The force (Fx, Fy, and Fz) and moment (Tx, Ty, and Tz) components for all 3 groups were obtained as a function of canine eruption. The Fz (O-G force component) is the dominant component for extruding the tooth. Fx (M-D force component) and Fy (B-L force component) move the tooth mesiodistally or buccolingually. Tx and Ty tip the tooth, and Tz rotates the tooth along the corresponding directions.
The force magnitude, the rate of force attenuation, and the force ranges were measured for vertical eruption of an impacted canine (Fz). Force in the O-G direction was the primary component of the total force involved in the eruption of the impacted canine. Initially (at full activation), Fz values were about 2.49 ± 0.06 N for EC, 2.58 ± 0.21 N for LW, and 2.35 ± 0.21 N for KS. Subsequently, Fz decreased for all 3 groups as the canine moved toward the occlusal plane. The rate of decrease was more significant for LW (0.00 ± 0.00 N) and EC (1.71 ± 0.08 N) when compared with KS (2.04 ± 0.27 N; P <0.001) ( Fig 5 and Table I ). KS and EC have an activation range of 13 mm (Fz), and LW has an activation range of only 1 mm (Fz). The force in KS and LW decreases linearly as the tooth erupts, and the Fz in EC decreases nonlinearly. For EC, there was a sharp fall of the force with the initial tooth eruption, and the rate of the fall decreased as the tooth erupted further. The force system changed also as a function of time when an eruption is fixed. This effect is more on EC than on KS and LW. The rate is reduced as time elapses ( Fig 5 ).

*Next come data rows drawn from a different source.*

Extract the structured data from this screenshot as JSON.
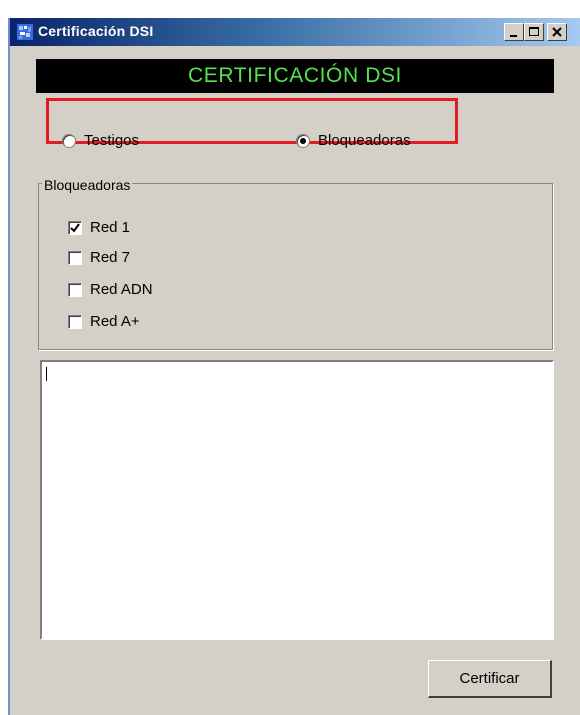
{
  "window": {
    "title": "Certificación DSI",
    "buttons": [
      "minimize",
      "maximize",
      "close"
    ]
  },
  "banner": {
    "text": "CERTIFICACIÓN DSI",
    "text_color": "#54e34d",
    "background": "#000000"
  },
  "mode_selector": {
    "highlight_color": "#e31b23",
    "options": [
      {
        "label": "Testigos",
        "selected": false
      },
      {
        "label": "Bloqueadoras",
        "selected": true
      }
    ]
  },
  "group": {
    "legend": "Bloqueadoras",
    "items": [
      {
        "label": "Red 1",
        "checked": true
      },
      {
        "label": "Red 7",
        "checked": false
      },
      {
        "label": "Red ADN",
        "checked": false
      },
      {
        "label": "Red A+",
        "checked": false
      }
    ]
  },
  "output": {
    "value": ""
  },
  "actions": {
    "certify_label": "Certificar"
  }
}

Relatively little attention has been focused on the forces in the M-D (Fx) and B-L (Fy) directions in the literature during eruption of an impacted canine. Fx was in the distal direction for all 3 appliances. It was –0.26 ± 0.15 N for KS, –0.04 ± 0.28 N for EC, and –0.16 ± 0.01 N for LW. KS had a significantly greater distal force on the canine in comparison with EC and LW. This force diminished as the tooth erupted. Both LW and KS had a significantly steeper Fx slope than did EC ( P = 0.0001 and P = 0.005) ( Fig 6 ). For all 3 groups, Fy was positive and produced a bucally directed force on the palatally impacted canine. It was 0.06 ± 0.14 N for KS, 1.57 ± 0.04 N for EC, and 1.41 ± 0.10 N for LW. The component changed as the tooth erupted. There was a gradual increase in the buccal component of the total force for the KS, whereas in the case of EC and LW buccal force was high to begin with and then decreased on each activation ( Fig 7 ).
For the moment in the M-D direction (Ty), EC had a pronounced mesial crown tip during eruption, displaying a steeper slope than KS, which had a distal crown tip to begin with, and it remained unchanged throughout the entire path of eruption. However, the moments were not large; therefore, the resultant slope was flat. EC had a significantly different Ty slope than did LW ( P = 0.0086) and KS ( P = 0.0001) ( Table II and Fig 8 ).